Newcastle University Logo

According to a new lung transplant trial that’s being lead by Newcastle University and Newcastle Hospitals NHS Foundation Trust in the UK, the possibility of an increase in the number of such usable donor organs could be within view. The solution behind making this particular organ feasible for a transplant lies in cleaning and aerating it before use.

The freshly developed technique has apparently been successful in 8 patients already. The Develop-UK study will attempt to push this progress even further by enlisting various lung transplant centers in the nation to test the method. Dubbed ex-vivo lung perfusion (EVLP), it involves converting unusable donor lungs into ones that can be employed in transplants quite safely.
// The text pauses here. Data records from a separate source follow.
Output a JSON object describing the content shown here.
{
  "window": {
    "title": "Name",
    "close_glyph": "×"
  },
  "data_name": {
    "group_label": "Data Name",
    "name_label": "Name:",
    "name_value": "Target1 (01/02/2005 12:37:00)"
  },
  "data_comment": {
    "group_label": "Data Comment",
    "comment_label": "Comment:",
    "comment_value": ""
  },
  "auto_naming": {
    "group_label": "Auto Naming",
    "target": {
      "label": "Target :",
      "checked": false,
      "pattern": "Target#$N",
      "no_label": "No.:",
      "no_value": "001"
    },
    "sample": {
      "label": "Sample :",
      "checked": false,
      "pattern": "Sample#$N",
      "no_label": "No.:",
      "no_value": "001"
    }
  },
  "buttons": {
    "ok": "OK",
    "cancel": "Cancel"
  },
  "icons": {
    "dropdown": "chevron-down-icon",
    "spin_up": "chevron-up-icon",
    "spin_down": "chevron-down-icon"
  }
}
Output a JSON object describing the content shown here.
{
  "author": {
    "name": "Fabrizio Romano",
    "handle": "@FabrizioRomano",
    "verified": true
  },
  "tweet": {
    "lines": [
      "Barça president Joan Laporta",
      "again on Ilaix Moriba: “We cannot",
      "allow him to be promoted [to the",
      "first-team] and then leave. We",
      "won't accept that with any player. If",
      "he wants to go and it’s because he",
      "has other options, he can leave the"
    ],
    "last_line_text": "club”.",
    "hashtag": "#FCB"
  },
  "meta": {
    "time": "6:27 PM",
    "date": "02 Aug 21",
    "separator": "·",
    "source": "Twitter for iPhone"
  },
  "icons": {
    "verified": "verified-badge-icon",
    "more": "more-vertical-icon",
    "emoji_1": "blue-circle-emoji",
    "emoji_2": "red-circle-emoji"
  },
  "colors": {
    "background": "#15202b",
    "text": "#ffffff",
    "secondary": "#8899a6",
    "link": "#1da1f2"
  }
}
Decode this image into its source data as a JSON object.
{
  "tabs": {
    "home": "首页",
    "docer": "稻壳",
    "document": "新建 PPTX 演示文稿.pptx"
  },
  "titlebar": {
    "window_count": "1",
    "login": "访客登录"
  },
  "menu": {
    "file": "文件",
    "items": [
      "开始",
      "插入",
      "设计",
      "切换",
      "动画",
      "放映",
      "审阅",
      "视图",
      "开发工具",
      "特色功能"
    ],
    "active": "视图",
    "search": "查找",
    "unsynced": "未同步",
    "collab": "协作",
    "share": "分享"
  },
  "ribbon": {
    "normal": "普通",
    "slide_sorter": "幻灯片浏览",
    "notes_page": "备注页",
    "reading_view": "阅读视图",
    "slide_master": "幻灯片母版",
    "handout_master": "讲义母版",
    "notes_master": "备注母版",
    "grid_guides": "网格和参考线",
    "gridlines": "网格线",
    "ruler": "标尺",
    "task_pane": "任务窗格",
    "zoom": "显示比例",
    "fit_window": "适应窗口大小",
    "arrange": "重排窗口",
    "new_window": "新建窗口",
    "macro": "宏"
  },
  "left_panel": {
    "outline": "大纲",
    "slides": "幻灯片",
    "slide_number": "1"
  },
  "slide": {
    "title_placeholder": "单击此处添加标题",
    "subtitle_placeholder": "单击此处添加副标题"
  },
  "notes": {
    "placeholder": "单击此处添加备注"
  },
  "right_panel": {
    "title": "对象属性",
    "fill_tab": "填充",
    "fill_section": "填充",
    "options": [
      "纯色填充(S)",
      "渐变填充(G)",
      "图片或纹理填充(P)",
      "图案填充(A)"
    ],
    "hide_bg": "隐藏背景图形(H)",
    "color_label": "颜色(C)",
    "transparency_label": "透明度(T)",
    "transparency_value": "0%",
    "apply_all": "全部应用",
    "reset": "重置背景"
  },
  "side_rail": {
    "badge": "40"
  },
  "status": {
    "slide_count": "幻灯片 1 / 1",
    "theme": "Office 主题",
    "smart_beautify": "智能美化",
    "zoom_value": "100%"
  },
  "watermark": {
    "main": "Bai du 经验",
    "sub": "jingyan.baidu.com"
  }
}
Professor Andrew Fisher who is leading the research team running the Develop-UK study, explained, “Unfortunately lungs are an incredibly delicate organ and they are easily damaged by events that happen before their removal from the donor. If we can make more of the donor lungs currently turned down available for transplant that will be a great benefit to many patients whose lives are severely limited by their severe breathing problems. We know already from experience in a small numbers of patients that this technique can work, we now need to prove it on a large scale, so that EVLP can be rolled-out across the country as a new technology in lung transplantation.
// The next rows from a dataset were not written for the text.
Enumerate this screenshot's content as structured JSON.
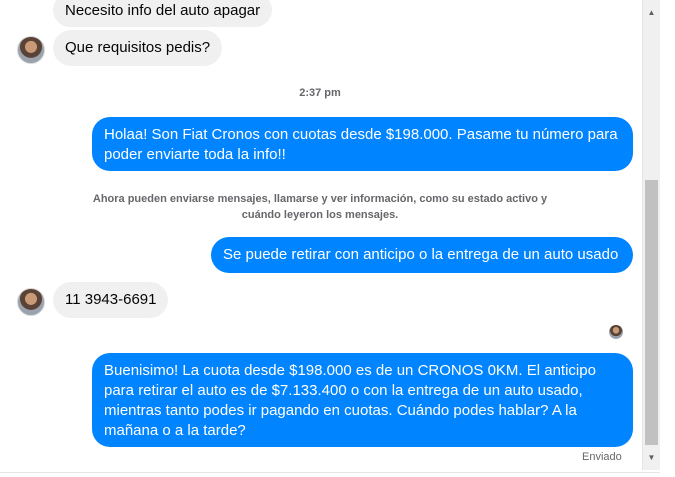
{
  "messages": {
    "m1": "Necesito info del auto apagar",
    "m2": "Que requisitos pedis?",
    "timestamp": "2:37 pm",
    "m3": "Holaa! Son Fiat Cronos con cuotas desde $198.000. Pasame tu número para poder enviarte toda la info!!",
    "notice": "Ahora pueden enviarse mensajes, llamarse y ver información, como su estado activo y cuándo leyeron los mensajes.",
    "m4": "Se puede retirar con anticipo  o la entrega de un auto usado",
    "m5": "11 3943-6691",
    "m6": "Buenisimo! La cuota desde $198.000 es de un CRONOS 0KM. El anticipo para retirar el auto es de $7.133.400 o con la entrega de un auto usado, mientras tanto podes ir pagando en cuotas. Cuándo podes hablar? A la mañana o a la tarde?",
    "status": "Enviado"
  },
  "colors": {
    "outgoing_bubble": "#0084ff",
    "incoming_bubble": "#f0f0f0"
  },
  "icons": {
    "scroll_up": "triangle-up",
    "scroll_down": "triangle-down"
  }
}
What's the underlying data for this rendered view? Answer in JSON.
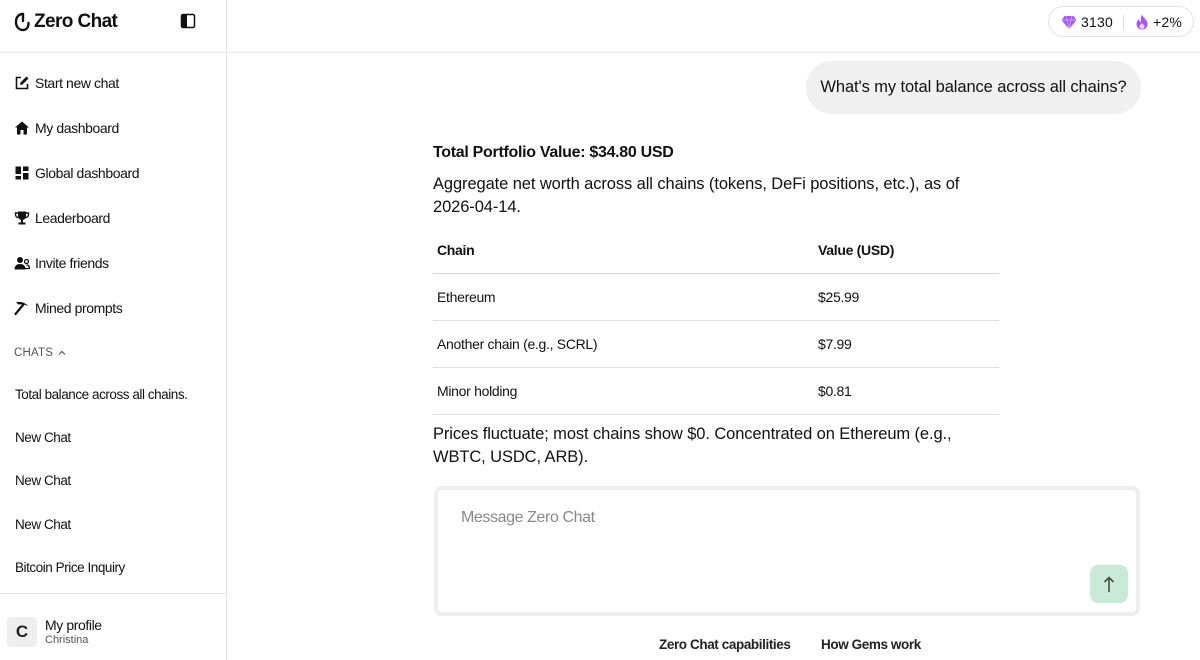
{
  "app": {
    "brand_name": "Zero Chat"
  },
  "sidebar": {
    "nav": [
      {
        "label": "Start new chat",
        "icon": "edit-icon"
      },
      {
        "label": "My dashboard",
        "icon": "home-icon"
      },
      {
        "label": "Global dashboard",
        "icon": "dashboard-grid-icon"
      },
      {
        "label": "Leaderboard",
        "icon": "trophy-icon"
      },
      {
        "label": "Invite friends",
        "icon": "invite-users-icon"
      },
      {
        "label": "Mined prompts",
        "icon": "pickaxe-icon"
      }
    ],
    "chats_label": "CHATS",
    "chats": [
      "Total balance across all chains.",
      "New Chat",
      "New Chat",
      "New Chat",
      "Bitcoin Price Inquiry"
    ],
    "profile": {
      "initial": "C",
      "name": "My profile",
      "username": "Christina"
    }
  },
  "header": {
    "gems": "3130",
    "boost": "+2%",
    "gem_icon": "gem-icon",
    "boost_icon": "flame-icon",
    "accent_gem": "#a855f7"
  },
  "conversation": {
    "user_message": "What's my total balance across all chains?",
    "answer": {
      "title": "Total Portfolio Value: $34.80 USD",
      "intro": "Aggregate net worth across all chains (tokens, DeFi positions, etc.), as of 2026-04-14.",
      "table": {
        "headers": [
          "Chain",
          "Value (USD)"
        ],
        "rows": [
          [
            "Ethereum",
            "$25.99"
          ],
          [
            "Another chain (e.g., SCRL)",
            "$7.99"
          ],
          [
            "Minor holding",
            "$0.81"
          ]
        ]
      },
      "outro": "Prices fluctuate; most chains show $0. Concentrated on Ethereum (e.g., WBTC, USDC, ARB)."
    }
  },
  "composer": {
    "placeholder": "Message Zero Chat",
    "send_icon": "arrow-up-icon",
    "send_color": "#c9ead7"
  },
  "footer": {
    "links": [
      "Zero Chat capabilities",
      "How Gems work"
    ]
  }
}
The process which has been outlined has the donor organs cleaned and their functioning enhanced by the fact that they’re hooked up a specially altered heart-lung bypass machine. During this procedure, a nutrient liquid is pumped through the lungs and they are simultaneously provided with oxygen courtesy of a breathing machine.
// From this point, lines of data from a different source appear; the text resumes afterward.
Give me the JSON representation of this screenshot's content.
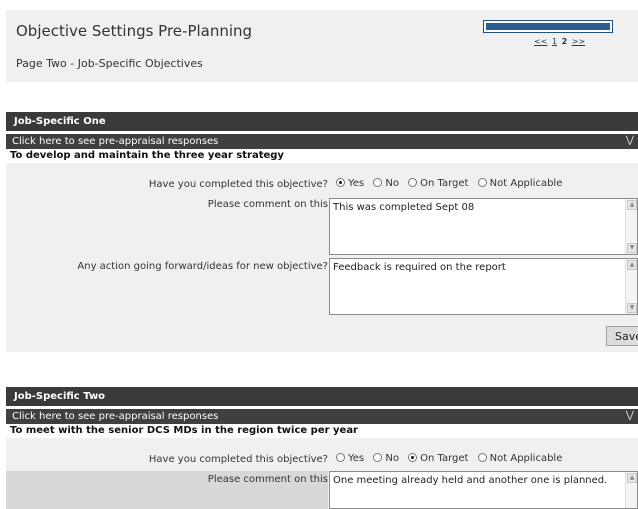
{
  "header": {
    "title": "Objective Settings Pre-Planning",
    "subtitle": "Page Two - Job-Specific Objectives",
    "progress_fraction": 1.0,
    "pager": {
      "prev": "<<",
      "page1": "1",
      "page2": "2",
      "next": ">>"
    }
  },
  "sections": [
    {
      "header": "Job-Specific One",
      "pre_appraisal_link": "Click here to see pre-appraisal responses",
      "objective": "To develop and maintain the three year strategy",
      "completed_question": "Have you completed this objective?",
      "options": [
        "Yes",
        "No",
        "On Target",
        "Not Applicable"
      ],
      "selected": "Yes",
      "comment_label": "Please comment on this",
      "comment_value": "This was completed Sept 08",
      "action_label": "Any action going forward/ideas for new objective?",
      "action_value": "Feedback is required on the report",
      "save_label": "Save"
    },
    {
      "header": "Job-Specific Two",
      "pre_appraisal_link": "Click here to see pre-appraisal responses",
      "objective": "To meet with the senior DCS MDs in the region twice per year",
      "completed_question": "Have you completed this objective?",
      "options": [
        "Yes",
        "No",
        "On Target",
        "Not Applicable"
      ],
      "selected": "On Target",
      "comment_label": "Please comment on this",
      "comment_value": "One meeting already held and another one is planned."
    }
  ],
  "icons": {
    "expand": "double-chevron-down-icon",
    "scroll_up": "scroll-up-arrow-icon",
    "scroll_down": "scroll-down-arrow-icon"
  }
}
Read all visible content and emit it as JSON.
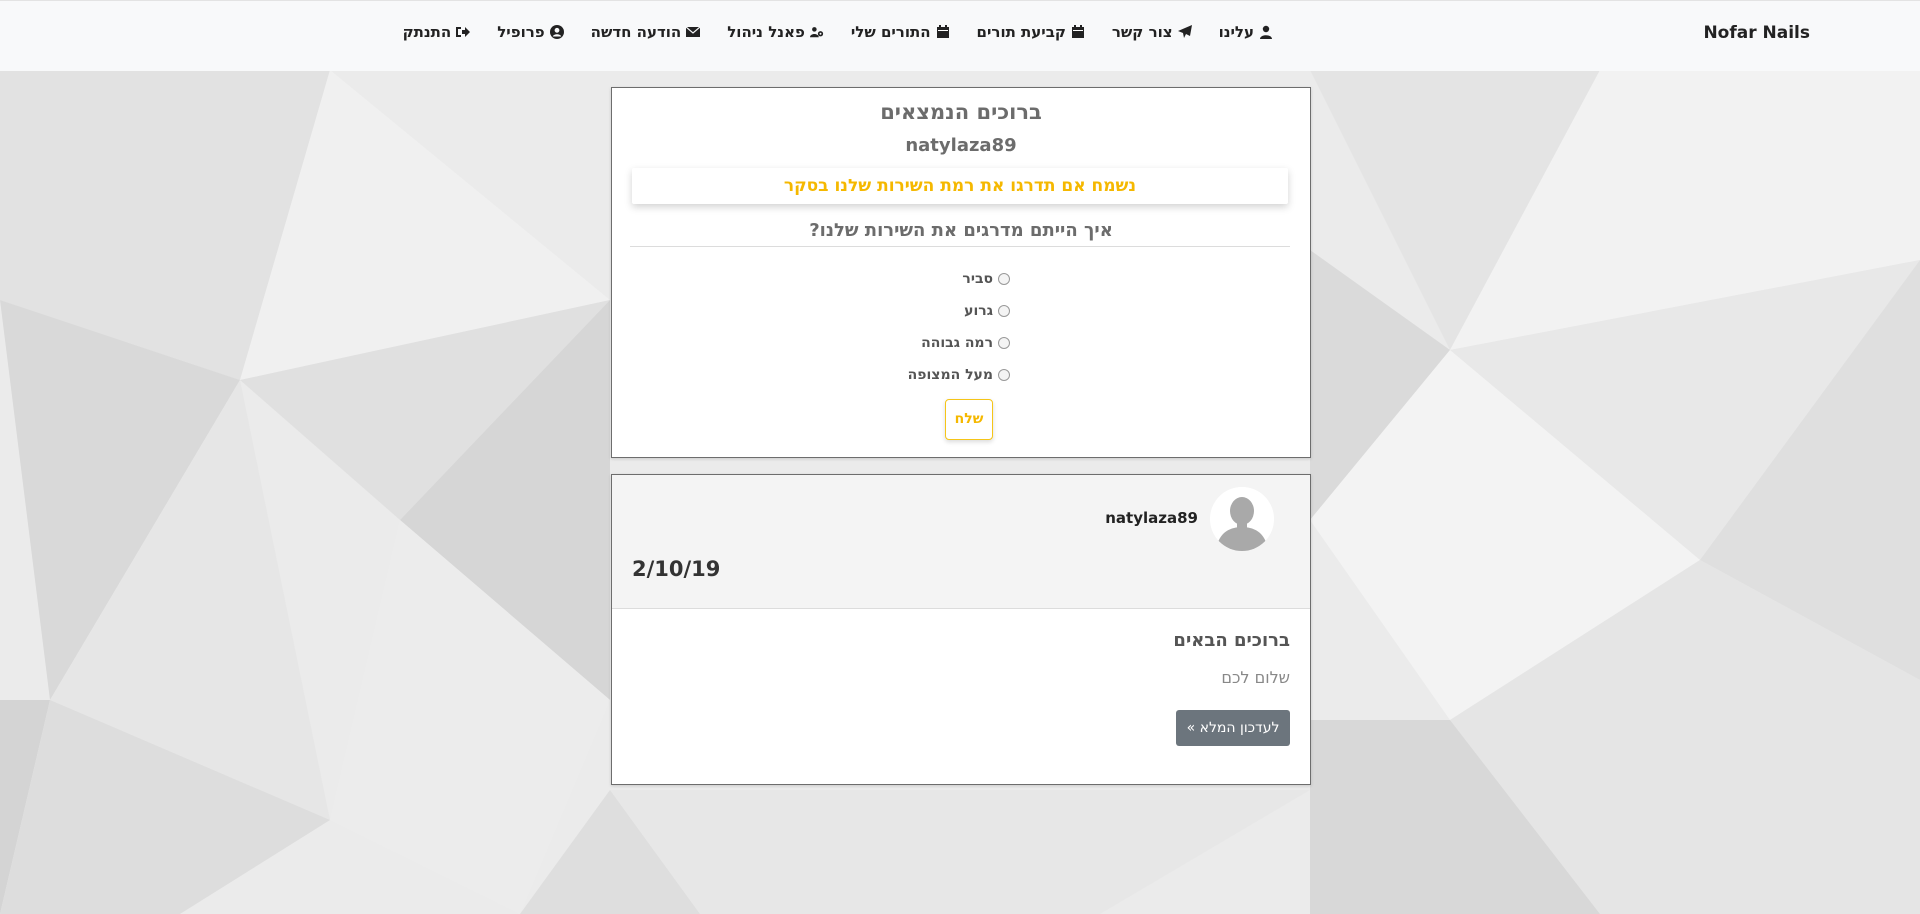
{
  "navbar": {
    "brand": "Nofar Nails",
    "items": [
      {
        "label": "עלינו",
        "icon": "user-icon"
      },
      {
        "label": "צור קשר",
        "icon": "paper-plane-icon"
      },
      {
        "label": "קביעת תורים",
        "icon": "calendar-icon"
      },
      {
        "label": "התורים שלי",
        "icon": "calendar-icon"
      },
      {
        "label": "פאנל ניהול",
        "icon": "users-cog-icon"
      },
      {
        "label": "הודעה חדשה",
        "icon": "envelope-icon"
      },
      {
        "label": "פרופיל",
        "icon": "user-circle-icon"
      },
      {
        "label": "התנתק",
        "icon": "sign-out-icon"
      }
    ]
  },
  "survey": {
    "title": "ברוכים הנמצאים",
    "username": "natylaza89",
    "banner": "נשמח אם תדרגו את רמת השירות שלנו בסקר",
    "question": "איך הייתם מדרגים את השירות שלנו?",
    "options": [
      "סביר",
      "גרוע",
      "רמה גבוהה",
      "מעל המצופה"
    ],
    "submit_label": "שלח"
  },
  "post": {
    "username": "natylaza89",
    "date": "2/10/19",
    "title": "ברוכים הבאים",
    "body": "שלום לכם",
    "read_more_label": "לעדכון המלא »"
  },
  "colors": {
    "accent": "#f5b800",
    "secondary_button": "#6c757d"
  }
}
At present, only 1 in 5 potential donor lungs in the UK are touted as fit to be used for transplants. The new method of cleansing them could possibly improve the odds for those awaiting a chance to breathe happy.